All of the entries are to be returned word for word.

# SOURCE INFORMATION:
***

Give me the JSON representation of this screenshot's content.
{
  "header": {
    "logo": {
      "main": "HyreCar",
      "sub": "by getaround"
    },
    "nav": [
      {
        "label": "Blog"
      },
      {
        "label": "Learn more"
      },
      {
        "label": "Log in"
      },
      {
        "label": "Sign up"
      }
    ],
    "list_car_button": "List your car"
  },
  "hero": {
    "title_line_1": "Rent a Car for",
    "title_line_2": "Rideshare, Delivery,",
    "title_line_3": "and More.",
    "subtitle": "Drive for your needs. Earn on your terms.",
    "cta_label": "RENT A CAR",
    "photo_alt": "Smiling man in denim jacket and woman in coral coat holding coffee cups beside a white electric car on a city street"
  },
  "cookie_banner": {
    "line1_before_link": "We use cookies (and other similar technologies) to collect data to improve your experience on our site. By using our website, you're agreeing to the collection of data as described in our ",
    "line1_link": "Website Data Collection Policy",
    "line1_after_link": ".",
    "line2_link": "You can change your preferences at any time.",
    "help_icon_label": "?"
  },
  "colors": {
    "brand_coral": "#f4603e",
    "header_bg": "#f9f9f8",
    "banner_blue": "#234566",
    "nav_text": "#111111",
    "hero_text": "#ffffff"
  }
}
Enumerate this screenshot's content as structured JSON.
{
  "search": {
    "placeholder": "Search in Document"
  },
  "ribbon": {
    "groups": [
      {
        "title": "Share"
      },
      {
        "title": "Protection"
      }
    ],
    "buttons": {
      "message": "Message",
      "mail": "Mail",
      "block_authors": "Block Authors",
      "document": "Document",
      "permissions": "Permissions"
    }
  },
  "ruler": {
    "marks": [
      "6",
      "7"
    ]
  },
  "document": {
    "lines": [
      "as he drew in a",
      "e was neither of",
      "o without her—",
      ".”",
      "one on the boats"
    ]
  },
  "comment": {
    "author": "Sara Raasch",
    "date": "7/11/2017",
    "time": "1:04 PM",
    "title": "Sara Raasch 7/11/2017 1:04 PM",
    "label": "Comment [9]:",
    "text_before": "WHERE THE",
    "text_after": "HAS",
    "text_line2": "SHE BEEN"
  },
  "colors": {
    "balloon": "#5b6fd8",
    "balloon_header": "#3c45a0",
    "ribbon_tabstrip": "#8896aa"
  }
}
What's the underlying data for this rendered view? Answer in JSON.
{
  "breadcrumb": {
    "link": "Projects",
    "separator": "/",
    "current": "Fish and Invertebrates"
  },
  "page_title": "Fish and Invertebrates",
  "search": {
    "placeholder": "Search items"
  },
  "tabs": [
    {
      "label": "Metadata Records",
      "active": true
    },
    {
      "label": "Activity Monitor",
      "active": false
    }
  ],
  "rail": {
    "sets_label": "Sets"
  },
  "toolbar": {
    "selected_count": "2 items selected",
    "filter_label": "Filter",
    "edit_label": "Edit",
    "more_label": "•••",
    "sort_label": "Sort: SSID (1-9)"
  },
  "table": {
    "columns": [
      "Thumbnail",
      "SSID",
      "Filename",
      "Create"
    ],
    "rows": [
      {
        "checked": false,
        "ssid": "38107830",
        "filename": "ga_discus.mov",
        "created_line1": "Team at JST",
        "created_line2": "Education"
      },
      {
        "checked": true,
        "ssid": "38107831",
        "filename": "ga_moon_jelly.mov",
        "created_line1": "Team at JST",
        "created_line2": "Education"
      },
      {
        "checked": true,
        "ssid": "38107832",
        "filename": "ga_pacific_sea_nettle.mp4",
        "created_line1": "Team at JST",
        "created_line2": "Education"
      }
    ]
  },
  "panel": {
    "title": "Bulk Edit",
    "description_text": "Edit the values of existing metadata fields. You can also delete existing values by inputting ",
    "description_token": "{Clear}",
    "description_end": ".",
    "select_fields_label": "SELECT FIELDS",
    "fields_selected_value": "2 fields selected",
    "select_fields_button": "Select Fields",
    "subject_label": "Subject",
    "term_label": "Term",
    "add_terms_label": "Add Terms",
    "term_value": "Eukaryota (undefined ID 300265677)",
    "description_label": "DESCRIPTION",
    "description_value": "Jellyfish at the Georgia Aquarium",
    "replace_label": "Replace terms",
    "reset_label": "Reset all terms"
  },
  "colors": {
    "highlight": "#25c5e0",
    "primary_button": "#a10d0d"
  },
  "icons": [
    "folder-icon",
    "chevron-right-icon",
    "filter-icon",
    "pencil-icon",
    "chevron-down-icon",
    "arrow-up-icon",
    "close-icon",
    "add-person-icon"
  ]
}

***

# SOLUTION TO THIS PROBLEM:
Give me the JSON representation of this screenshot's content.
{
  "header": {
    "logo": {
      "main": "HyreCar",
      "sub": "by getaround"
    },
    "nav": [
      {
        "label": "Blog"
      },
      {
        "label": "Learn more"
      },
      {
        "label": "Log in"
      },
      {
        "label": "Sign up"
      }
    ],
    "list_car_button": "List your car"
  },
  "hero": {
    "title_line_1": "Rent a Car for",
    "title_line_2": "Rideshare, Delivery,",
    "title_line_3": "and More.",
    "subtitle": "Drive for your needs. Earn on your terms.",
    "cta_label": "RENT A CAR",
    "photo_alt": "Smiling man in denim jacket and woman in coral coat holding coffee cups beside a white electric car on a city street"
  },
  "cookie_banner": {
    "line1_before_link": "We use cookies (and other similar technologies) to collect data to improve your experience on our site. By using our website, you're agreeing to the collection of data as described in our ",
    "line1_link": "Website Data Collection Policy",
    "line1_after_link": ".",
    "line2_link": "You can change your preferences at any time.",
    "help_icon_label": "?"
  },
  "colors": {
    "brand_coral": "#f4603e",
    "header_bg": "#f9f9f8",
    "banner_blue": "#234566",
    "nav_text": "#111111",
    "hero_text": "#ffffff"
  }
}
Enumerate this screenshot's content as structured JSON.
{
  "search": {
    "placeholder": "Search in Document"
  },
  "ribbon": {
    "groups": [
      {
        "title": "Share"
      },
      {
        "title": "Protection"
      }
    ],
    "buttons": {
      "message": "Message",
      "mail": "Mail",
      "block_authors": "Block Authors",
      "document": "Document",
      "permissions": "Permissions"
    }
  },
  "ruler": {
    "marks": [
      "6",
      "7"
    ]
  },
  "document": {
    "lines": [
      "as he drew in a",
      "e was neither of",
      "o without her—",
      ".”",
      "one on the boats"
    ]
  },
  "comment": {
    "author": "Sara Raasch",
    "date": "7/11/2017",
    "time": "1:04 PM",
    "title": "Sara Raasch 7/11/2017 1:04 PM",
    "label": "Comment [9]:",
    "text_before": "WHERE THE",
    "text_after": "HAS",
    "text_line2": "SHE BEEN"
  },
  "colors": {
    "balloon": "#5b6fd8",
    "balloon_header": "#3c45a0",
    "ribbon_tabstrip": "#8896aa"
  }
}
What's the underlying data for this rendered view? Answer in JSON.
{
  "breadcrumb": {
    "link": "Projects",
    "separator": "/",
    "current": "Fish and Invertebrates"
  },
  "page_title": "Fish and Invertebrates",
  "search": {
    "placeholder": "Search items"
  },
  "tabs": [
    {
      "label": "Metadata Records",
      "active": true
    },
    {
      "label": "Activity Monitor",
      "active": false
    }
  ],
  "rail": {
    "sets_label": "Sets"
  },
  "toolbar": {
    "selected_count": "2 items selected",
    "filter_label": "Filter",
    "edit_label": "Edit",
    "more_label": "•••",
    "sort_label": "Sort: SSID (1-9)"
  },
  "table": {
    "columns": [
      "Thumbnail",
      "SSID",
      "Filename",
      "Create"
    ],
    "rows": [
      {
        "checked": false,
        "ssid": "38107830",
        "filename": "ga_discus.mov",
        "created_line1": "Team at JST",
        "created_line2": "Education"
      },
      {
        "checked": true,
        "ssid": "38107831",
        "filename": "ga_moon_jelly.mov",
        "created_line1": "Team at JST",
        "created_line2": "Education"
      },
      {
        "checked": true,
        "ssid": "38107832",
        "filename": "ga_pacific_sea_nettle.mp4",
        "created_line1": "Team at JST",
        "created_line2": "Education"
      }
    ]
  },
  "panel": {
    "title": "Bulk Edit",
    "description_text": "Edit the values of existing metadata fields. You can also delete existing values by inputting ",
    "description_token": "{Clear}",
    "description_end": ".",
    "select_fields_label": "SELECT FIELDS",
    "fields_selected_value": "2 fields selected",
    "select_fields_button": "Select Fields",
    "subject_label": "Subject",
    "term_label": "Term",
    "add_terms_label": "Add Terms",
    "term_value": "Eukaryota (undefined ID 300265677)",
    "description_label": "DESCRIPTION",
    "description_value": "Jellyfish at the Georgia Aquarium",
    "replace_label": "Replace terms",
    "reset_label": "Reset all terms"
  },
  "colors": {
    "highlight": "#25c5e0",
    "primary_button": "#a10d0d"
  },
  "icons": [
    "folder-icon",
    "chevron-right-icon",
    "filter-icon",
    "pencil-icon",
    "chevron-down-icon",
    "arrow-up-icon",
    "close-icon",
    "add-person-icon"
  ]
}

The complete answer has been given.